Work instructions
Print all the data, keeping every line exactly as it is.

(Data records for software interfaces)
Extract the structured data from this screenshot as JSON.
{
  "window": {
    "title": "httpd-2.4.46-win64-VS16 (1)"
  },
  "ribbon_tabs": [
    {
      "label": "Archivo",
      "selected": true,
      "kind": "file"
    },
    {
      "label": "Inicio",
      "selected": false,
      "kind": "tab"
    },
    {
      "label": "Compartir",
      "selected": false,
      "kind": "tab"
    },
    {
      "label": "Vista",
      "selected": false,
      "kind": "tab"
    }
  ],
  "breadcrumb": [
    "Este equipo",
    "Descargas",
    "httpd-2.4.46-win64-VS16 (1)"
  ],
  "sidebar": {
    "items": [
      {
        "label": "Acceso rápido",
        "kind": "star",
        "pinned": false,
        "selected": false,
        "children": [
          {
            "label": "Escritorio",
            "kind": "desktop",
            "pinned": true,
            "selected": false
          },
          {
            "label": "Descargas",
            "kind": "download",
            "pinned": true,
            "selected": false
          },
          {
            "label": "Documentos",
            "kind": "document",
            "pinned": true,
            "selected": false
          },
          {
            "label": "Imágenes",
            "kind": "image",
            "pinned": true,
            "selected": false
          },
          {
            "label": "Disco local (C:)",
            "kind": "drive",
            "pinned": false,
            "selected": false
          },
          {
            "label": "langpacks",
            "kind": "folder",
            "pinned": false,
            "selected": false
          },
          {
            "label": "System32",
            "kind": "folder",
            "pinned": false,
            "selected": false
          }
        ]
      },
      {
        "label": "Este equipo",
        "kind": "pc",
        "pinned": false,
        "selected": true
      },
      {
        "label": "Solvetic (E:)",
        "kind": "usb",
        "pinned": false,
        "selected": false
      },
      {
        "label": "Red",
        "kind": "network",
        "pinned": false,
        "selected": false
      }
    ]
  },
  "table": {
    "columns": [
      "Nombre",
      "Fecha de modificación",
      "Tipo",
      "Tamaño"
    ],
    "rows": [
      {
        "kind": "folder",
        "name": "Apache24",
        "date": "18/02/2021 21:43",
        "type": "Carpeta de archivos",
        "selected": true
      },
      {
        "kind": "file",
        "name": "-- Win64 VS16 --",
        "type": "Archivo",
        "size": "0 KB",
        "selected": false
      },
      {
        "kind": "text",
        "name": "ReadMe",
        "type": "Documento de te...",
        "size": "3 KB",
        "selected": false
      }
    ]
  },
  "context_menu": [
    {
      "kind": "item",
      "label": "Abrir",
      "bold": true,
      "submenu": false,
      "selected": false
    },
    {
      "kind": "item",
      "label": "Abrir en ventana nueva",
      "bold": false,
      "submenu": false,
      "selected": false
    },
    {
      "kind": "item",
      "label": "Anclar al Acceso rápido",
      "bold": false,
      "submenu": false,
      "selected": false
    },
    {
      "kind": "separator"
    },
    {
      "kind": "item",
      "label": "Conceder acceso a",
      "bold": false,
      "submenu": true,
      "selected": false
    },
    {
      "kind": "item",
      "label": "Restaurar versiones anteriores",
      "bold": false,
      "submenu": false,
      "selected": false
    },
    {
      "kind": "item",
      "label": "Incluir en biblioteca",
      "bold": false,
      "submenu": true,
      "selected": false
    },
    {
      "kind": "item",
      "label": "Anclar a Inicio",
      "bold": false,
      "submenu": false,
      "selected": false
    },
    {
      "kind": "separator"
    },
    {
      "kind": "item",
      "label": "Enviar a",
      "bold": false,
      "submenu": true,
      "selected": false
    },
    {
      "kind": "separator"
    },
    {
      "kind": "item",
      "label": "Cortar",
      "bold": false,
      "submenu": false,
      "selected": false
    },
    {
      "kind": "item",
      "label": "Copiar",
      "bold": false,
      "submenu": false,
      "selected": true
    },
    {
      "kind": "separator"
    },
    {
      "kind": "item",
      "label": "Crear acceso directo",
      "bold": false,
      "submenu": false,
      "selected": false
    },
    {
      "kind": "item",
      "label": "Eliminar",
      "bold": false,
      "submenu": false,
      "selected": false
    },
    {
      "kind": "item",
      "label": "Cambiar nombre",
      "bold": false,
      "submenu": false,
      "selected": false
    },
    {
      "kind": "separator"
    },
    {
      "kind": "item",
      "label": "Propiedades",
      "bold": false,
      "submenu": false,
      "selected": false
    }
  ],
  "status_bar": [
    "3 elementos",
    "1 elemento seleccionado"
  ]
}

Solution to the exercise
Extract the structured data from this screenshot as JSON.
{
  "window": {
    "title": "httpd-2.4.46-win64-VS16 (1)"
  },
  "ribbon_tabs": [
    {
      "label": "Archivo",
      "selected": true,
      "kind": "file"
    },
    {
      "label": "Inicio",
      "selected": false,
      "kind": "tab"
    },
    {
      "label": "Compartir",
      "selected": false,
      "kind": "tab"
    },
    {
      "label": "Vista",
      "selected": false,
      "kind": "tab"
    }
  ],
  "breadcrumb": [
    "Este equipo",
    "Descargas",
    "httpd-2.4.46-win64-VS16 (1)"
  ],
  "sidebar": {
    "items": [
      {
        "label": "Acceso rápido",
        "kind": "star",
        "pinned": false,
        "selected": false,
        "children": [
          {
            "label": "Escritorio",
            "kind": "desktop",
            "pinned": true,
            "selected": false
          },
          {
            "label": "Descargas",
            "kind": "download",
            "pinned": true,
            "selected": false
          },
          {
            "label": "Documentos",
            "kind": "document",
            "pinned": true,
            "selected": false
          },
          {
            "label": "Imágenes",
            "kind": "image",
            "pinned": true,
            "selected": false
          },
          {
            "label": "Disco local (C:)",
            "kind": "drive",
            "pinned": false,
            "selected": false
          },
          {
            "label": "langpacks",
            "kind": "folder",
            "pinned": false,
            "selected": false
          },
          {
            "label": "System32",
            "kind": "folder",
            "pinned": false,
            "selected": false
          }
        ]
      },
      {
        "label": "Este equipo",
        "kind": "pc",
        "pinned": false,
        "selected": true
      },
      {
        "label": "Solvetic (E:)",
        "kind": "usb",
        "pinned": false,
        "selected": false
      },
      {
        "label": "Red",
        "kind": "network",
        "pinned": false,
        "selected": false
      }
    ]
  },
  "table": {
    "columns": [
      "Nombre",
      "Fecha de modificación",
      "Tipo",
      "Tamaño"
    ],
    "rows": [
      {
        "kind": "folder",
        "name": "Apache24",
        "date": "18/02/2021 21:43",
        "type": "Carpeta de archivos",
        "selected": true
      },
      {
        "kind": "file",
        "name": "-- Win64 VS16 --",
        "type": "Archivo",
        "size": "0 KB",
        "selected": false
      },
      {
        "kind": "text",
        "name": "ReadMe",
        "type": "Documento de te...",
        "size": "3 KB",
        "selected": false
      }
    ]
  },
  "context_menu": [
    {
      "kind": "item",
      "label": "Abrir",
      "bold": true,
      "submenu": false,
      "selected": false
    },
    {
      "kind": "item",
      "label": "Abrir en ventana nueva",
      "bold": false,
      "submenu": false,
      "selected": false
    },
    {
      "kind": "item",
      "label": "Anclar al Acceso rápido",
      "bold": false,
      "submenu": false,
      "selected": false
    },
    {
      "kind": "separator"
    },
    {
      "kind": "item",
      "label": "Conceder acceso a",
      "bold": false,
      "submenu": true,
      "selected": false
    },
    {
      "kind": "item",
      "label": "Restaurar versiones anteriores",
      "bold": false,
      "submenu": false,
      "selected": false
    },
    {
      "kind": "item",
      "label": "Incluir en biblioteca",
      "bold": false,
      "submenu": true,
      "selected": false
    },
    {
      "kind": "item",
      "label": "Anclar a Inicio",
      "bold": false,
      "submenu": false,
      "selected": false
    },
    {
      "kind": "separator"
    },
    {
      "kind": "item",
      "label": "Enviar a",
      "bold": false,
      "submenu": true,
      "selected": false
    },
    {
      "kind": "separator"
    },
    {
      "kind": "item",
      "label": "Cortar",
      "bold": false,
      "submenu": false,
      "selected": false
    },
    {
      "kind": "item",
      "label": "Copiar",
      "bold": false,
      "submenu": false,
      "selected": true
    },
    {
      "kind": "separator"
    },
    {
      "kind": "item",
      "label": "Crear acceso directo",
      "bold": false,
      "submenu": false,
      "selected": false
    },
    {
      "kind": "item",
      "label": "Eliminar",
      "bold": false,
      "submenu": false,
      "selected": false
    },
    {
      "kind": "item",
      "label": "Cambiar nombre",
      "bold": false,
      "submenu": false,
      "selected": false
    },
    {
      "kind": "separator"
    },
    {
      "kind": "item",
      "label": "Propiedades",
      "bold": false,
      "submenu": false,
      "selected": false
    }
  ],
  "status_bar": [
    "3 elementos",
    "1 elemento seleccionado"
  ]
}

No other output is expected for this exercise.